XIII
(Image credit: Microids)

The remake of cel-shaded FPS XIII launched to disastrous effect in November 2020. It has an "overwhelmingly negative" user review score on Steam, and while we didn't review it ourselves, its aggregate score on Metacritic is just 30 out of 100. It was bad enough that developer PlayMagic and publisher Microids issued a joint apology for the whole thing.

The list of all the ways the remake got it wrong is comprehensive: Bugs and poor performance were big issues, but the audio remix was also bad and for some reason the developers decided to go with more detailed, and distinctly less stylish, graphics. The botched redo was doubly disappointing because the original XIII, from 2003, is a lot of fun. 

And now you don't have to take my word for it: GOG is giving it away until 6 am PT/9 am ET on April 1. Just pop over the GOG front page, scroll down until you see the big green "claim the game" button, and then click on it. Just like that, it's yours.

While the new version of XIII is a stinker, the original on GOG has a 4.2/5 overall user rating: Not pure gold, but still very well liked. The comic book visual style, complete with onomatopoeic effects, is the big selling feature, but the celebrity voice acting is a hoot too: David Duchovny's somnolent lack of interest in the whole thing is especially amusing in hindsight, while Adam West delivers reliably in his usual over the top fashion.

The giveaway comes in the midst of GOG's ongoing Spring Sale, which features discounts of up to 92 percent on more than 3000 games including Disco Elysium: The Final Cut (20 percent off), Metro Exodus Gold Edition (70 percent off), Everspace 2 (10 percent off), and—to prove that the discounts actually do go that high—XCOM 2 (92 percent off).

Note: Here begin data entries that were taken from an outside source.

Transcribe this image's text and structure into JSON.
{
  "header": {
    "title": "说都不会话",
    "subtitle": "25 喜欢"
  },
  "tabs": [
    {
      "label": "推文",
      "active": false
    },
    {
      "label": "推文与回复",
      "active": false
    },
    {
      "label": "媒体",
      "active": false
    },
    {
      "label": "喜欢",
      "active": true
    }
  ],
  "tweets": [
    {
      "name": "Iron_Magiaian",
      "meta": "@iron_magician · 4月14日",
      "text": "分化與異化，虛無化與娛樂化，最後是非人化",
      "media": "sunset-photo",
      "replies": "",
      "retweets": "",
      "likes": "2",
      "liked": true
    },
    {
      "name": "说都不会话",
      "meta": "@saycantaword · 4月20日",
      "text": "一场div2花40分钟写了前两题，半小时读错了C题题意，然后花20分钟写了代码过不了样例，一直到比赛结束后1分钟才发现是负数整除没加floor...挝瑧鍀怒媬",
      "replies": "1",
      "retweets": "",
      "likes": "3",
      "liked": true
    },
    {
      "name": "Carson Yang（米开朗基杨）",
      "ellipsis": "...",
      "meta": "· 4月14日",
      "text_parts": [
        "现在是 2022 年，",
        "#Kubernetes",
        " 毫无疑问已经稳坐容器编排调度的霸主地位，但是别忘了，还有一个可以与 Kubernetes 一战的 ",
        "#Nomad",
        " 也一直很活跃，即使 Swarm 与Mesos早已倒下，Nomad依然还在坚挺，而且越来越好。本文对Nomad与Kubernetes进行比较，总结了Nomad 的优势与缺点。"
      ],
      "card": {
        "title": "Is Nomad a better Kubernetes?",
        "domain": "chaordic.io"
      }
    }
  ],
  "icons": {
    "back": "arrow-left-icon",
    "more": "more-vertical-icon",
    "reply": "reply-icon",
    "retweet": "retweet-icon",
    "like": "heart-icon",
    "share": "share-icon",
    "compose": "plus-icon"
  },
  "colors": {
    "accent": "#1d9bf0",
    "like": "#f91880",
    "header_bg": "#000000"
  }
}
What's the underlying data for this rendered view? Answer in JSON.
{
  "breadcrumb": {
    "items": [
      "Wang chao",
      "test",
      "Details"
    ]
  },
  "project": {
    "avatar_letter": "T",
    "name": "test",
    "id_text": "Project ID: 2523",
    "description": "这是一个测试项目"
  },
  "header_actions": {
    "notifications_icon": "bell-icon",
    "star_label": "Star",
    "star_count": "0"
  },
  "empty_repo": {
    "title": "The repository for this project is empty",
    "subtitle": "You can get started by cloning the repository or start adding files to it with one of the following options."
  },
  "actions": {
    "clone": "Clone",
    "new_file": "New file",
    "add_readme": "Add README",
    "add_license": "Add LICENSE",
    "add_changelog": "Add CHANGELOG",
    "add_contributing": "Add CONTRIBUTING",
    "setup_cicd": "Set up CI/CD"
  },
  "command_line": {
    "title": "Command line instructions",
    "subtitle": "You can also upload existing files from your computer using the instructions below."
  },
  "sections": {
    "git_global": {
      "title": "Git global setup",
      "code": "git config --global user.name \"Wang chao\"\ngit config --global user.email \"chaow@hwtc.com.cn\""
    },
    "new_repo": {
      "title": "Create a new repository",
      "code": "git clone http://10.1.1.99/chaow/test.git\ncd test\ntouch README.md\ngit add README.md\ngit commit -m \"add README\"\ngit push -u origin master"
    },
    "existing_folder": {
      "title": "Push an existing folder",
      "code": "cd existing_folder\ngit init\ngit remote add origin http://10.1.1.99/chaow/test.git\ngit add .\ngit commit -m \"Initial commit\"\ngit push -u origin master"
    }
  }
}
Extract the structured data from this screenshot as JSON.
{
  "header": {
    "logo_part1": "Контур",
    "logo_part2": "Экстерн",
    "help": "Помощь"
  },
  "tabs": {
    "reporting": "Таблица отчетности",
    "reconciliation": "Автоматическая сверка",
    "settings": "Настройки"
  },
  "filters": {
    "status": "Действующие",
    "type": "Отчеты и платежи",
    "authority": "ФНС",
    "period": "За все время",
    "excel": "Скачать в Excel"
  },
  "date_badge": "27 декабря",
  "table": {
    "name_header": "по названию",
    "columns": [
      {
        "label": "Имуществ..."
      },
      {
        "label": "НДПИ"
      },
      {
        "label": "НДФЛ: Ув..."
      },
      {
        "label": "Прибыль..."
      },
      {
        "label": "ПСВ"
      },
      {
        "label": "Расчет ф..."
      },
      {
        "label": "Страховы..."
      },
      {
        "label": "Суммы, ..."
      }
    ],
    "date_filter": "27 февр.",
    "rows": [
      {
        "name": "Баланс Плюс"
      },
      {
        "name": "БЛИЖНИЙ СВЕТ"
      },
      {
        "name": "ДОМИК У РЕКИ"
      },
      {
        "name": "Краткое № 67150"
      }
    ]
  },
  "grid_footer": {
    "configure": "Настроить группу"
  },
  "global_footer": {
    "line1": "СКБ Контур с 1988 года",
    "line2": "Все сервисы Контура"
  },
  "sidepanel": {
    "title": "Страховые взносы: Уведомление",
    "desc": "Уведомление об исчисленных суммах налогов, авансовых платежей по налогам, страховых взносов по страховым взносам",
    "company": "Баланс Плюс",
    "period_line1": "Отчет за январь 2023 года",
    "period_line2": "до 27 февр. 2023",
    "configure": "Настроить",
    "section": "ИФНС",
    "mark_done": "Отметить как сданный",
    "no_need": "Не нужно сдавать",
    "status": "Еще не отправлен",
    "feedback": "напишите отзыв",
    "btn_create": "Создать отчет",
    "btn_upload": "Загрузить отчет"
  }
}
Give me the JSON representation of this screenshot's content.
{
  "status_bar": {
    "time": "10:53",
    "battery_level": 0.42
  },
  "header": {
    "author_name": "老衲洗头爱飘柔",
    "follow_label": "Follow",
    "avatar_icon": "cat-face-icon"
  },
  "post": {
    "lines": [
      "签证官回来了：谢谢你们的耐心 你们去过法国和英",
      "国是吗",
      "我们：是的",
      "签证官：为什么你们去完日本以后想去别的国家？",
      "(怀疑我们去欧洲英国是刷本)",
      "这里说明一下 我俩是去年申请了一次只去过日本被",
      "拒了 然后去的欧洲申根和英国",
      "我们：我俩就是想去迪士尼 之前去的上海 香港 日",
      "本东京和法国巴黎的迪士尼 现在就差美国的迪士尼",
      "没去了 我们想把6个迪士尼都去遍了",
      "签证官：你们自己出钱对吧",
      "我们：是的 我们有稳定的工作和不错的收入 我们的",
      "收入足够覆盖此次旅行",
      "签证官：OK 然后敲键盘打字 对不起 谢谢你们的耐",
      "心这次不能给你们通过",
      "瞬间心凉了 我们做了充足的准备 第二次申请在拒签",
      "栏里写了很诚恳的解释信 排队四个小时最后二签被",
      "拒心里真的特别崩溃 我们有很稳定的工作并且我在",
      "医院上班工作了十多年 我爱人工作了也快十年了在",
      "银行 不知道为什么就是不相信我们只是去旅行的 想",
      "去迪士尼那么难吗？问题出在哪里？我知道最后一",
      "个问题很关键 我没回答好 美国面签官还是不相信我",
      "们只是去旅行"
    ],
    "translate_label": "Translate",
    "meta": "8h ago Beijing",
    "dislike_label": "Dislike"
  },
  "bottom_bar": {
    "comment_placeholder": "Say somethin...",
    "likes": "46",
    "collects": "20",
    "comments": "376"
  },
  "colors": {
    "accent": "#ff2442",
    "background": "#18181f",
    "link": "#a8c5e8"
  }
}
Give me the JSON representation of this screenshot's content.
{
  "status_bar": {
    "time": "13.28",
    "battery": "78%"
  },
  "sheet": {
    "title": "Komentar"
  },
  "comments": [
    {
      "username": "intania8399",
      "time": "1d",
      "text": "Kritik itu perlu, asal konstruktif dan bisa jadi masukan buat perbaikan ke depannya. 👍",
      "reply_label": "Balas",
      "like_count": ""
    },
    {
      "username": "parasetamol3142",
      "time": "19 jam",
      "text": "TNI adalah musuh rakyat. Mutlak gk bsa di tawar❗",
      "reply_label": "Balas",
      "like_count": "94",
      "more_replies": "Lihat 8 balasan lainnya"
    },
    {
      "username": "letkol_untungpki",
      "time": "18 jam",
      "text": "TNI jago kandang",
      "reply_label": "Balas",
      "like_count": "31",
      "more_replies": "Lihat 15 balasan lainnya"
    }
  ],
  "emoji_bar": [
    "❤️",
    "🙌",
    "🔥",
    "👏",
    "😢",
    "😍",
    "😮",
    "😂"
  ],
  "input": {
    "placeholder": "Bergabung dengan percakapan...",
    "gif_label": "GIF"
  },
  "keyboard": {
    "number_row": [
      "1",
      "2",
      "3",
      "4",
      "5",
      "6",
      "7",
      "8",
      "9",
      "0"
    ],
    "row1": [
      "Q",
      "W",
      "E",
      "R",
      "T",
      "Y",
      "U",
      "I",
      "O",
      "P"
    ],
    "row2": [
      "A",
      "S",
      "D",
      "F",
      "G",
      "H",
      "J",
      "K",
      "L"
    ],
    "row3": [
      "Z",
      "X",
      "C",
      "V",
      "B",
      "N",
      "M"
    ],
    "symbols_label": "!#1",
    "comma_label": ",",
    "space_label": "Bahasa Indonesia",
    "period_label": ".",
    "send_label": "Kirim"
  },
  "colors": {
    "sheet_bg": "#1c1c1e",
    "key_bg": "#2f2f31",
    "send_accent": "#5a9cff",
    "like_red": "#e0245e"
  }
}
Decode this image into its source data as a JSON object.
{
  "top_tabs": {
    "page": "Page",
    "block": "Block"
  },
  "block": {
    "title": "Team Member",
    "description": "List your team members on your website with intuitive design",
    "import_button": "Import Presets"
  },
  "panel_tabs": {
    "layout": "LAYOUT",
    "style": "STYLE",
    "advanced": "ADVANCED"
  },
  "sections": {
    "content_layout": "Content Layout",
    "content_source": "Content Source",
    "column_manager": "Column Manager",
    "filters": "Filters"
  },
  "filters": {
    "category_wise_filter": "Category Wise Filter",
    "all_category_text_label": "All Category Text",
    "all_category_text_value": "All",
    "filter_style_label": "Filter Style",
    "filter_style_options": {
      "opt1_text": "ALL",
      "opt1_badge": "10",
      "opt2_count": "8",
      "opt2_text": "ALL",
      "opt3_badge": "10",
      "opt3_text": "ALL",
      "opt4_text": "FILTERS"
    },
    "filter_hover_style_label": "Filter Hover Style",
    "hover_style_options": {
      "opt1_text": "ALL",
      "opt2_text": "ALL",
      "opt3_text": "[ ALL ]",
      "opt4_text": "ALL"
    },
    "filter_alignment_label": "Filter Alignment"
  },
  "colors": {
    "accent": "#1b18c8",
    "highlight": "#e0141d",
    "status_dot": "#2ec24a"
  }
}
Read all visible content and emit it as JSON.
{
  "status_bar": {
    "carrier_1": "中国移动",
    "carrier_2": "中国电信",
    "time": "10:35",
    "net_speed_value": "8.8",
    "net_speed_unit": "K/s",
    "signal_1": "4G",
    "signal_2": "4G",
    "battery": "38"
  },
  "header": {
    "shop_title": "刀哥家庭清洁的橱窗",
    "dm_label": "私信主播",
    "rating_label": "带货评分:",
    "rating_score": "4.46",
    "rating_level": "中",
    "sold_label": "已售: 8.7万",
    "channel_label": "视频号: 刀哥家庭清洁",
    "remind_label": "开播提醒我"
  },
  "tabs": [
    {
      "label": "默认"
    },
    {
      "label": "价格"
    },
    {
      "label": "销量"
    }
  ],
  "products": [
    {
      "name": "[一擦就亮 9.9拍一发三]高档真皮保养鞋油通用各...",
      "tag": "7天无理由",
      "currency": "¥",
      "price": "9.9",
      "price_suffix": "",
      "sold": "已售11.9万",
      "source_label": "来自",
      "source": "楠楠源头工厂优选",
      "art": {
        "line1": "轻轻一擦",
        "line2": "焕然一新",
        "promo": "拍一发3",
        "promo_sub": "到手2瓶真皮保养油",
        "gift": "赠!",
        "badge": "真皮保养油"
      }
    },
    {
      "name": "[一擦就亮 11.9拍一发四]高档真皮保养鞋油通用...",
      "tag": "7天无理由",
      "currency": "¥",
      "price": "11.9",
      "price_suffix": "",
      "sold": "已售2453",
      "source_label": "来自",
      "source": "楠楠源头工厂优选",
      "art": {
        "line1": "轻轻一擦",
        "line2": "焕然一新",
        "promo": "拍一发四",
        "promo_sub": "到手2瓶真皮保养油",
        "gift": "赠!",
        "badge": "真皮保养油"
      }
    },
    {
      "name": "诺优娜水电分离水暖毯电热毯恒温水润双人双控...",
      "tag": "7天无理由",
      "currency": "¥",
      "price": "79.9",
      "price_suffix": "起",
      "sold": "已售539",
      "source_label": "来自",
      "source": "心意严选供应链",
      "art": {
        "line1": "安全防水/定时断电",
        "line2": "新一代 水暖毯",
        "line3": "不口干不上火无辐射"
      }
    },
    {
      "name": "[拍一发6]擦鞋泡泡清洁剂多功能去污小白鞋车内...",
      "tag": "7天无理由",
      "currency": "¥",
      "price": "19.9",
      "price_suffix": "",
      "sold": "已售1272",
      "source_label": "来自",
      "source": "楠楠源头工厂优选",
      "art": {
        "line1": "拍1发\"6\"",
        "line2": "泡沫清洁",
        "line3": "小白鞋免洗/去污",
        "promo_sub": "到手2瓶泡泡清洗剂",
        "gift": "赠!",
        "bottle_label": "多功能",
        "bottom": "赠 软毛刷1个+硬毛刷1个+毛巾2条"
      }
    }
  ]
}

Work on the XIII remake is continuing, by the way. The most recent patch, which rolled out last week, makes numerous changes to weapons, animation, gameplay, and the UI.

Andy covers the day-to-day happenings in the big, wide world of PC gaming—the stuff we call "news." In his off hours, he wishes he had time to play the 80-hour RPGs and immersive sims he used to love so much.